After he was designated for assignment Wednesday by the Indians, the third team he has pitched for since his stint with the Red Sox, the 39-year-old Lowe said Thursday he would welcome a return to Boston.
“Of course I would,” Lowe said.
Before Lowe goes to his next team — be it the Red Sox or any other — he said he would likely go to Fort Myers, Fla., for a “tuneup” with longtime personal trainer Chris Correnti.
“I just need to go back with Chris and get my stuff right again, I know I will,’’ said Lowe, who was designated by the Indians after he gave up seven runs on eight hits, and two walks over 2⅓ innings in Cleveland’s 8-3 loss Tuesday night.
It was Lowe’s fourth straight loss, a stretch in which he compiled an 11.94 ERA. In 10 starts since June 8, Lowe went 1-7 with a 8.77 ERA and an opponent batting average of .350.
It was a far cry from his first seven outings of the season, during which Lowe went 6-1 with a 2.05 ERA, a stretch highlighted by a six-hit shutout in Minnesota May 15.
“I know I can pitch like I did the first two months of the season,’’ Lowe said.
In a radio appearance on WEEI’s “Dennis & Callahan Show’’ Thursday morning, Red Sox general manager Ben Cherington indicated the team had some interest in the two-time All-Star.
“Derek obviously had a great run here,’’ Cherington said. “We’ll take a look at it. But we still need to focus on the guys here. We have great respect for Derek and what he did. We’ll take a look at it.
“If it makes sense to pursue, we’ll do so. That will be on the agenda today. But we still feel like we have the potential solutions internally for our rotation.’’
In his career, Lowe has gone 174-156 with 85 saves, including a league-leading 42 with the Red Sox in 2000.
Lowe is in the last months of a four-year, $60 million contract he signed with the Braves. After the waiver period ends, the Indians may still trade Lowe, although it looks as if he will end up becoming a free agent. If so, he could draw interest from the Orioles, whose general manager, Dan Duquette, acquired Lowe and Jason Varitek from the Mariners for Heathcliff Slocumb on July 31, 1997.

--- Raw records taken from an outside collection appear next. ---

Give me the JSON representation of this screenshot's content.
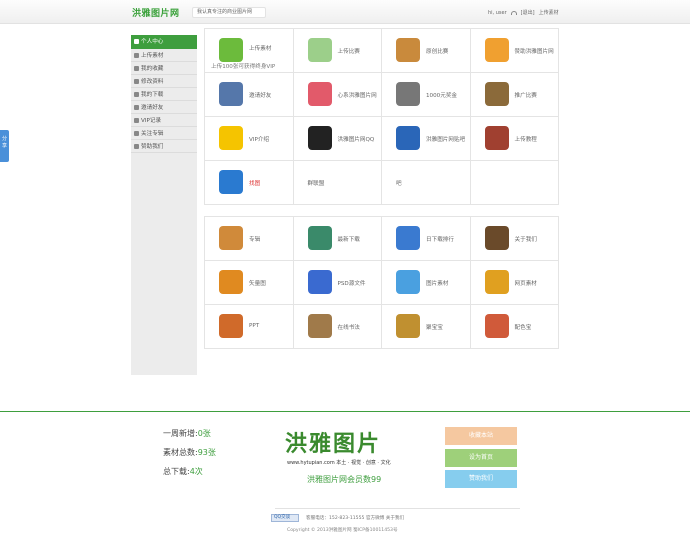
{
  "header": {
    "logo": "洪雅图片网",
    "slogan": "我认真专注的商业图片网",
    "user": "hi, user",
    "logout": "[退出]",
    "upload": "上传素材"
  },
  "share_tab": "分享",
  "sidebar": {
    "items": [
      {
        "label": "个人中心"
      },
      {
        "label": "上传素材"
      },
      {
        "label": "我的收藏"
      },
      {
        "label": "修改资料"
      },
      {
        "label": "我的下载"
      },
      {
        "label": "邀请好友"
      },
      {
        "label": "VIP记录"
      },
      {
        "label": "关注专辑"
      },
      {
        "label": "赞助我们"
      }
    ]
  },
  "grid1": [
    {
      "label": "上传素材",
      "sub": "上传100张可获得终身VIP",
      "icon": "upload-arrow-icon",
      "color": "#6cbb3c"
    },
    {
      "label": "上传比赛",
      "icon": "house-icon",
      "color": "#9ccf8a"
    },
    {
      "label": "原创比赛",
      "icon": "palette-icon",
      "color": "#c98a3c"
    },
    {
      "label": "赞助洪雅图片网",
      "icon": "money-bag-icon",
      "color": "#f0a030"
    },
    {
      "label": "邀请好友",
      "icon": "chat-users-icon",
      "color": "#5577aa"
    },
    {
      "label": "心系洪雅图片网",
      "icon": "heart-icon",
      "color": "#e25a6a"
    },
    {
      "label": "1000元奖金",
      "icon": "pk-icon",
      "color": "#777777"
    },
    {
      "label": "推广比赛",
      "icon": "camera-icon",
      "color": "#8b6a3a"
    },
    {
      "label": "VIP介绍",
      "icon": "crown-icon",
      "color": "#f5c400"
    },
    {
      "label": "洪雅图片网QQ",
      "icon": "penguin-icon",
      "color": "#222222"
    },
    {
      "label": "洪雅图片网贴吧",
      "icon": "tieba-icon",
      "color": "#2a66b8"
    },
    {
      "label": "上传教程",
      "icon": "books-icon",
      "color": "#a04030"
    },
    {
      "label": "找图",
      "icon": "search-icon",
      "color": "#2a7ad0"
    },
    {
      "label": "群联盟",
      "icon": "",
      "color": ""
    },
    {
      "label": "吧",
      "icon": "",
      "color": ""
    },
    {
      "label": "",
      "icon": "",
      "color": ""
    }
  ],
  "grid2": [
    {
      "label": "专辑",
      "icon": "album-icon",
      "color": "#d08a3a"
    },
    {
      "label": "最新下载",
      "icon": "download-clock-icon",
      "color": "#3a8a6a"
    },
    {
      "label": "日下载排行",
      "icon": "bar-chart-icon",
      "color": "#3a7ad0"
    },
    {
      "label": "关于我们",
      "icon": "people-icon",
      "color": "#6a4a2a"
    },
    {
      "label": "矢量图",
      "icon": "vector-file-icon",
      "color": "#e08a20"
    },
    {
      "label": "PSD源文件",
      "icon": "psd-file-icon",
      "color": "#3a6ad0"
    },
    {
      "label": "图片素材",
      "icon": "monitor-icon",
      "color": "#4aa0e0"
    },
    {
      "label": "网页素材",
      "icon": "globe-folder-icon",
      "color": "#e0a020"
    },
    {
      "label": "PPT",
      "icon": "ppt-icon",
      "color": "#d06a2a"
    },
    {
      "label": "在线书法",
      "icon": "pen-paper-icon",
      "color": "#a07a4a"
    },
    {
      "label": "聚宝宝",
      "icon": "treasure-chest-icon",
      "color": "#c09030"
    },
    {
      "label": "配色宝",
      "icon": "color-palette-icon",
      "color": "#d05a3a"
    }
  ],
  "footer": {
    "stat_week_label": "一周新增:",
    "stat_week_value": "0张",
    "stat_total_label": "素材总数:",
    "stat_total_value": "93张",
    "stat_download_label": "总下载:",
    "stat_download_value": "4次",
    "banner_title": "洪雅图片",
    "banner_url": "www.hytupian.com  本土 · 视觉 · 创意 · 文化",
    "banner_members": "洪雅图片网会员数99",
    "btn_favorite": "收藏本站",
    "btn_homepage": "设为首页",
    "btn_sponsor": "赞助我们",
    "qq_label": "QQ交谈",
    "contact": "客服电话：152-823-11555   官方微博   关于我们",
    "copyright": "Copyright © 2013洪雅图片网 蜀ICP备10011453号"
  }
}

Lowe could also be enticed by the fact Correnti works for the Orioles as the team’s pitching rehabilitation coordinator.
But it’s not likely Baltimore would win over Lowe if Boston were to express further interest.
“I bet you we’re talking about him then,’’ Sox manager Bobby Valentine said, when apprised of Lowe’s availability. “If he’s available and someone might think he could help our situation, I bet he’s being talked about — and evaluated.’’